From there, it was a natural progression that led to incorporating the mix-it-up approach with learning and development efforts-- from entry level through senior management.
When we spoke to Hassan, his story was similar except the number of MIU projects he was working on were shorter and in more different areas. Hassan takes up the story "I moved to Boston as our company's production and lab for precious metals research was there and I moved my young family with me from Qatar. It felt like I was going back to school at first with lots of pastoral care given and gentle introductions to people and the place of work. But then I went to an event with 40 other graduates and scientists. I was surprised to find a 50/50 split on new and experienced scientists. It was then I heard about the MIU approach that the company had successfully run for the last 3 years. People given projects and assignments in various aspects of the company - some non-scientific - as part of a curriculum with a coach, a group of fellow learners, a series of study days and a range of digital materials on the company Virtual Learning Lab (VLL)."
Hassan continues - "So after 3 days together looking at the approach, the psychology of learning and much of the companies successes and challenges, we were given assignments based on our skills profiles, expertise and predetermined aspirations where we thought we would do best.

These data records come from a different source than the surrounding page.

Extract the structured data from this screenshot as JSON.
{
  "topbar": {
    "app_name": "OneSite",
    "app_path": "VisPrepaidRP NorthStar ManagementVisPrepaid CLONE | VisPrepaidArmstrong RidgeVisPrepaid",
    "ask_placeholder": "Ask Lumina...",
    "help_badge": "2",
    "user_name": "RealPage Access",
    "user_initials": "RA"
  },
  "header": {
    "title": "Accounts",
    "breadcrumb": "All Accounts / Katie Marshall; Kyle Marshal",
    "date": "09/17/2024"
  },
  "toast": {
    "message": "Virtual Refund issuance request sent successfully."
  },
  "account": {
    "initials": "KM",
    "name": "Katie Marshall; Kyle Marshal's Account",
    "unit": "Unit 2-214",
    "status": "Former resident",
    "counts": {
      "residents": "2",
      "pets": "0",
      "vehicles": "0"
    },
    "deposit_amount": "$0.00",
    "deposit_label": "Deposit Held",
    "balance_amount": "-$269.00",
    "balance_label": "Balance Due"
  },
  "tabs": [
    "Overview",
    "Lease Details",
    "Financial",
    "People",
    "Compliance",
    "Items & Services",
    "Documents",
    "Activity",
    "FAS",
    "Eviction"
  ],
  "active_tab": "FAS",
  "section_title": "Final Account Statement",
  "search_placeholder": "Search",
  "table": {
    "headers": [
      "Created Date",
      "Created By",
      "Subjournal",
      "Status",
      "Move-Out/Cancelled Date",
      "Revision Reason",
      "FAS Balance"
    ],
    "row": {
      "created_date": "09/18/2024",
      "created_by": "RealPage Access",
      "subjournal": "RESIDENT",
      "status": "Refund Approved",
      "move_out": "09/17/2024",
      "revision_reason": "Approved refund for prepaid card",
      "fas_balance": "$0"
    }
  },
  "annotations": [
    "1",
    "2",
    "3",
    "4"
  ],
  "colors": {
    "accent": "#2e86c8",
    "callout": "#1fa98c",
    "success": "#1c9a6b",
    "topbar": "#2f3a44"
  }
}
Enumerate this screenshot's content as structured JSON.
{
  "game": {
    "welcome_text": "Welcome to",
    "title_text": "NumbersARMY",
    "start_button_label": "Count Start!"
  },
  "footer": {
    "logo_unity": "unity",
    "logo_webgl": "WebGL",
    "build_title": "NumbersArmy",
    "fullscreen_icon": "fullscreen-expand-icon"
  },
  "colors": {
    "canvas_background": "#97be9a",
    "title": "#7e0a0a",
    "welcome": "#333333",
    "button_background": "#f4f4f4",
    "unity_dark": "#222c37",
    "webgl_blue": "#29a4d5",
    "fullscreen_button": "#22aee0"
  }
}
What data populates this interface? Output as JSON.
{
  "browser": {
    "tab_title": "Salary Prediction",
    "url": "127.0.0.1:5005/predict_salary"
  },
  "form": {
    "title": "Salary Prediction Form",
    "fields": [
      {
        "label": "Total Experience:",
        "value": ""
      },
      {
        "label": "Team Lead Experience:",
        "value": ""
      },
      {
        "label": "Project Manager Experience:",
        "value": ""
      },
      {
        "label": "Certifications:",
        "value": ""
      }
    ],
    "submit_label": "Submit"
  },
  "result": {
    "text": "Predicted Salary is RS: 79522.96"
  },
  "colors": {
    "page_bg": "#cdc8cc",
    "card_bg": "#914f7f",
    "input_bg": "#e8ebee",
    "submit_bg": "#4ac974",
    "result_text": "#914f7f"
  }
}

I was given 3 research projects; a stint in the company R&D department; a short stay with the sales and events team and a trip to South Africa to spend time with our mining franchise." This all took place within the first 8 months of being with the company. Real work, but nothing day-to-day about it. I had projects to lead, be part of and work up. I had people to see and understand their role. I had a coach who worked in the HR team based in New York, I had a range of journals and materials sent specifically to me on the VLL".
"It felt like practical work fused with study where things clicked very quickly. I learned so much about the R&D teams challenges and the latest innovations. I set up a precious metals special interest group to help them with ideas on where precious metals use could help innovation on product lines. I felt productive and whilst learning, I felt useful. I believed MIU was the best thing I had seen in corporate learning and my 20 colleagues who graduated at the same time as me were all envious as they had simply been put to work."
Hassan concludes "I am now leading on a major programme for catalytic products for the company. This is all down to being given time to learn and explore through MIU. I still study via the VLL, I still have a coach although this is more about my leadership skills now than anything technical or my own confidence. I wish MIU had the same "clout" as an MBA as I think I know so much more about business that I don't need an MBA but would love to have the letters MIU against my name."
So there's 2 distinct but related posts that demonstrate how patient, planned project-based learning has helped accelerate 2 people's effectiveness in key roles. Sure there's learning on the job, and mentoring and all things before this, but the blended approach, the experiential methods and the responsibility given to learning with support, proves the MIU "wrap around" is for the learner and not the learning provider.
We hope you enjoyed our 2 stories sharing the benefits of the MIU approach. MIU is not an out of the box solution; more a set a ideals, frameworks, options,tactics and a mindset to learning that anyone of any size can adopt. We look forward to hearing more stories about the MIU approach. Let's Mix It Up.
Deb Seidman, Helen Amery, Sam Folk-Williams, Madhusudan Rao, Perry Timms, Leonardo Zangrando